bellowing, “Oops! Too Late.” Or, “Why do
we presume that human meat tastes worse than, say, cow meat or pig meat?” Thompson’s image--a meat counter called
“Downer Pass Gourmet” with a butcher standing next to meats called “Franks,”
“Chuck,” and “Steak Diane.”
Compleating Cul de Sac supplements
Thompson’s The Complete Cul de Sac,
which Rhode and Sparks explain is not complete, because Thompson was ill while
compiling the book and “accidentally left out some strips,” actually more than
Cul de Sac collects the “lost” strips, as well as “the early inchoate
musings about what the strip should be, the promotional material, the sketches
for fans, and finally some fugitive Team
Cul de Sac charity art,” the latter to benefit the fight against
Parkinson’s Disease. As with the other
two books above, Compleating Cul de Sac
is a rich compendium of brilliant art going back to his high school newspaper
strip, “Fleabag Theater,” Thompson
interviews with Rhode and John Read, three live Post website chats Thompson participated in, and, of course, the
missing “Cul de Sac” strips.
or apart, these books provide hours of enjoyment at the same time that they
describe in an interesting fashion how a top-level artist got to where he is,
how he generates ideas, characters, and strips, and how he copes with
adversities. Rhode and the others
responsible for compiling this material have done a great service not just to
Thompson’s name, but also to comic art practitioners,
those waiting in the shadows to become cartoonists, and to the growing field of
Compleating Cul de Sac and The Incompleat Art of “Why Things Are”
are no longer available from Lulu.com. Instead,
Lost Art Books under Joseph Procopio has undertaken The Richard Thompson
Library project and will be publishing editions of them this fall. Compleating Cul de Sac will be
published in a second, substantially expanded edition with additional
interviews and recently-unearthed artwork. After these two volumes, other books
are projected in the series -- one on caricature by Thompson, pulled together by

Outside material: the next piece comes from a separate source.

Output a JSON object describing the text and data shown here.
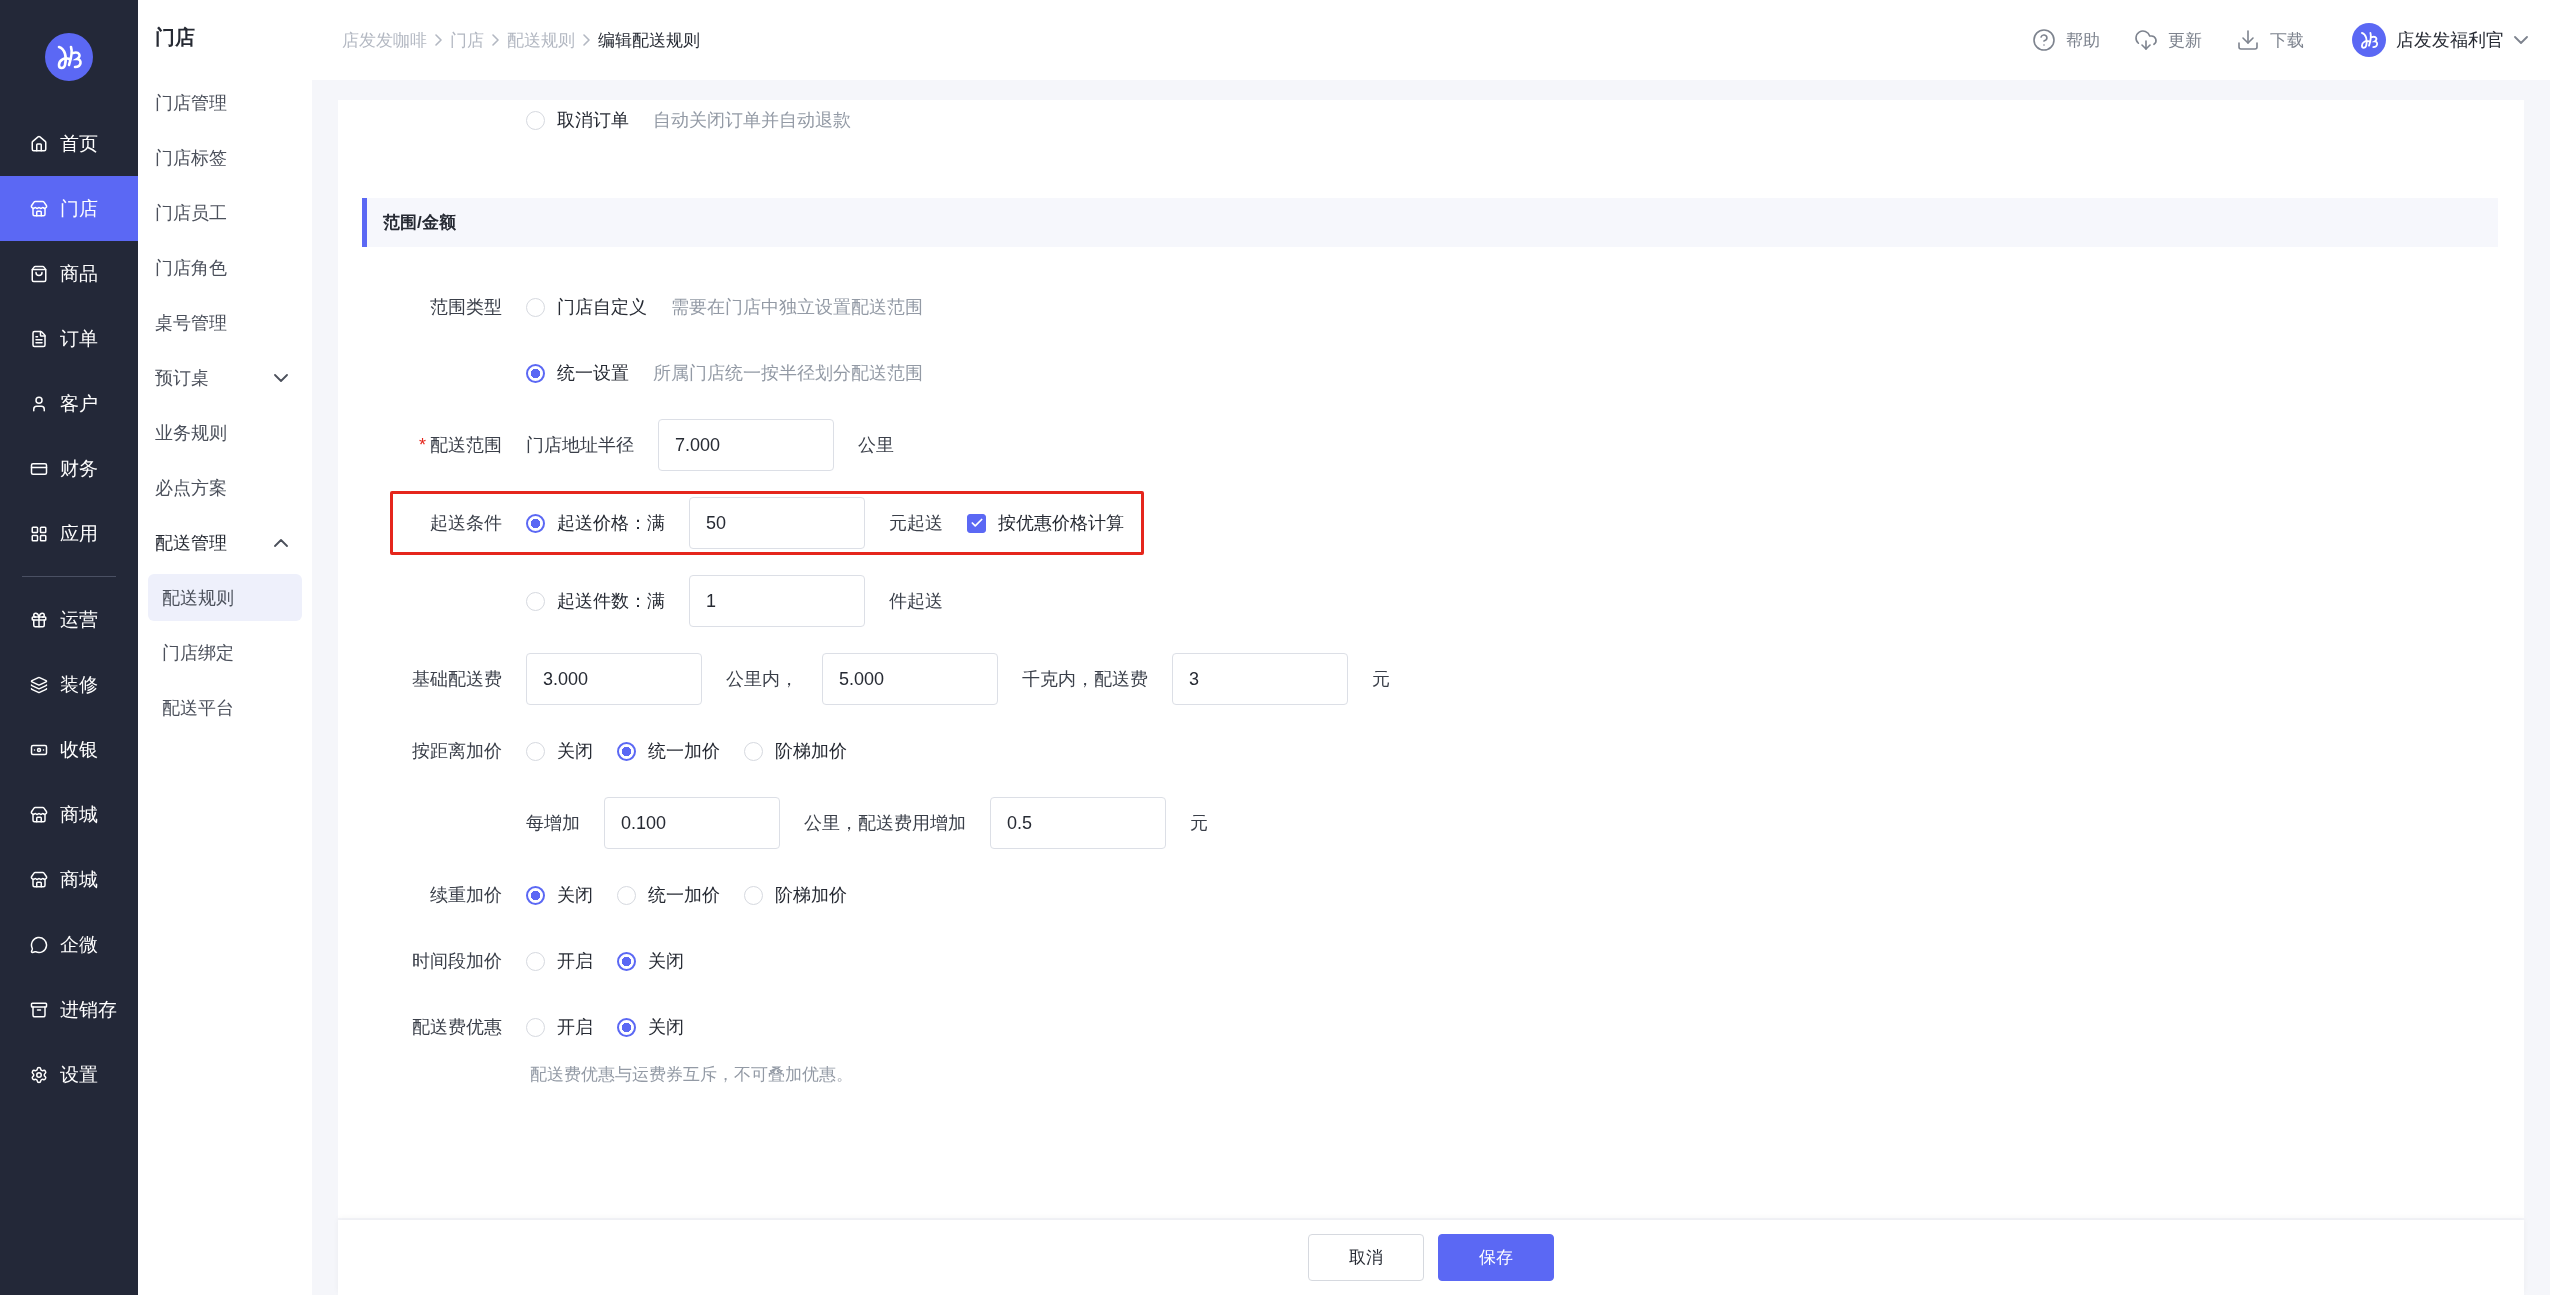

Scott Stewart, another collecting the best of his comic strip “Richard's Poor Almanac” compiled by Rhode,
and likely a Thompson sketchbook.